[[ Data records open ]]

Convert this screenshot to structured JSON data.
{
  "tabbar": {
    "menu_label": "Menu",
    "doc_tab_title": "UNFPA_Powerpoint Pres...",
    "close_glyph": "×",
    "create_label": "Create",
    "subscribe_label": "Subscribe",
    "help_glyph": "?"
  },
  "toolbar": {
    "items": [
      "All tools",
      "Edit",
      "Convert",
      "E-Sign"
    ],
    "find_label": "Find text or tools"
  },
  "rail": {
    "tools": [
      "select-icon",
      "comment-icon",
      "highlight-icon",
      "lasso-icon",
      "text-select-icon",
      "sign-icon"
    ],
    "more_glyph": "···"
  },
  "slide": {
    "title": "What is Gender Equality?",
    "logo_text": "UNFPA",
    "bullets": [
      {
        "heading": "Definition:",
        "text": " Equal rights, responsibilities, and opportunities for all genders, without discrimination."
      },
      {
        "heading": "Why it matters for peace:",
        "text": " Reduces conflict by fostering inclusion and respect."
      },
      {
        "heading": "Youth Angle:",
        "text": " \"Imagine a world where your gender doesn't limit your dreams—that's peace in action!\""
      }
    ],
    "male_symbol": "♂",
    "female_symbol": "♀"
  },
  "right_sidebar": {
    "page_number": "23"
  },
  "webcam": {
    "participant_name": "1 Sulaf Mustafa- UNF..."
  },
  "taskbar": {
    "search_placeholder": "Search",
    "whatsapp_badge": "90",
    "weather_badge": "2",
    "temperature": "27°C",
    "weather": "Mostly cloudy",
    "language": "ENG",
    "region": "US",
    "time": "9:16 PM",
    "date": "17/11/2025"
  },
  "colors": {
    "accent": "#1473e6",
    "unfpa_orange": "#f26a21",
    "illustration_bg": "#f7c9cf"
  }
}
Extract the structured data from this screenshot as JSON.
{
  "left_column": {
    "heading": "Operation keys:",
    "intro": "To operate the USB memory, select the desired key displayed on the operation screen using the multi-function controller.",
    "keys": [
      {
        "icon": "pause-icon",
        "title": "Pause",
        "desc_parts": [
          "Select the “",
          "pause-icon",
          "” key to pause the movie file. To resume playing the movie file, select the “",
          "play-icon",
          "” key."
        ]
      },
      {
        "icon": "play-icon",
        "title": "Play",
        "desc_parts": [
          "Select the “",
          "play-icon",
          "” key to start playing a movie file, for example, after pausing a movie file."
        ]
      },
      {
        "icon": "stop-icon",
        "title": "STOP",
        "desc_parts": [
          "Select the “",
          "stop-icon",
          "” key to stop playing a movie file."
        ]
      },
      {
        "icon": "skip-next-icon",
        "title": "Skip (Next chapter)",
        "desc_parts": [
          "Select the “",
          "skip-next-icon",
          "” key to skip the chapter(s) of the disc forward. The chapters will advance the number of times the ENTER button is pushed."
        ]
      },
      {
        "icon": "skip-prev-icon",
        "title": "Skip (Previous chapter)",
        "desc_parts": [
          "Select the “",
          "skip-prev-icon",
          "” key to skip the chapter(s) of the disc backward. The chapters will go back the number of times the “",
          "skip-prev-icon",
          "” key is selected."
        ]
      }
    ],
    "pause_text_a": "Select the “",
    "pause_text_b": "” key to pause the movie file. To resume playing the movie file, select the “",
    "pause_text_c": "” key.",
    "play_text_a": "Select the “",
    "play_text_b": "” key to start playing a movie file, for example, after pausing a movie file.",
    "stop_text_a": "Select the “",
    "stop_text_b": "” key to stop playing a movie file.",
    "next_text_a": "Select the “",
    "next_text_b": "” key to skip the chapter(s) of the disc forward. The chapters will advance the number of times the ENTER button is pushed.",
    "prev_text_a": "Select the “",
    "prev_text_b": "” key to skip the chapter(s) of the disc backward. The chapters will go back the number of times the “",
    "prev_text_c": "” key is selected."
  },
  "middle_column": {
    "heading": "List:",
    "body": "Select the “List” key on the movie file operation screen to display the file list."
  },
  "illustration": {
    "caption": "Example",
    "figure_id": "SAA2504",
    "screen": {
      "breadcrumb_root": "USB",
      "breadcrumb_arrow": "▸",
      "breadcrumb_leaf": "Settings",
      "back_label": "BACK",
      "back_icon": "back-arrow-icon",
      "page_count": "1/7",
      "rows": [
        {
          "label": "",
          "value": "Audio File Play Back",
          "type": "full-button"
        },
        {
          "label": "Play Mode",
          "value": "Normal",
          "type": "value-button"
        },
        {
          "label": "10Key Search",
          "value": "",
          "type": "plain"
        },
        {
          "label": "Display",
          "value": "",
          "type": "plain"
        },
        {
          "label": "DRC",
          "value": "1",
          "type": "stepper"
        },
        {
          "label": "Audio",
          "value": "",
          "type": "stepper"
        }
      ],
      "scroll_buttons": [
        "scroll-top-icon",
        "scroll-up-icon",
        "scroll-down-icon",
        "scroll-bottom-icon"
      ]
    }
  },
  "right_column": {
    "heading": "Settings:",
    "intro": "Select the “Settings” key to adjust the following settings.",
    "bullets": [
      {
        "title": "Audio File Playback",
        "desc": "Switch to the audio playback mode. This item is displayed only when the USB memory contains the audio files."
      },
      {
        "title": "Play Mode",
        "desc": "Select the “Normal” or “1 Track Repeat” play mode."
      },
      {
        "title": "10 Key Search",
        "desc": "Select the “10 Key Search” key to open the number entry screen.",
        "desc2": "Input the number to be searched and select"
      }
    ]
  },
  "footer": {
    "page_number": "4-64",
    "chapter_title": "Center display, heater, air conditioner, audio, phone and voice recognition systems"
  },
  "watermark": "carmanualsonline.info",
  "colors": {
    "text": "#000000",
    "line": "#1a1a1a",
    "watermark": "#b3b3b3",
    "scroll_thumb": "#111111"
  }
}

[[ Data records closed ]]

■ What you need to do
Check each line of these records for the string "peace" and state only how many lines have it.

■ Completed task
2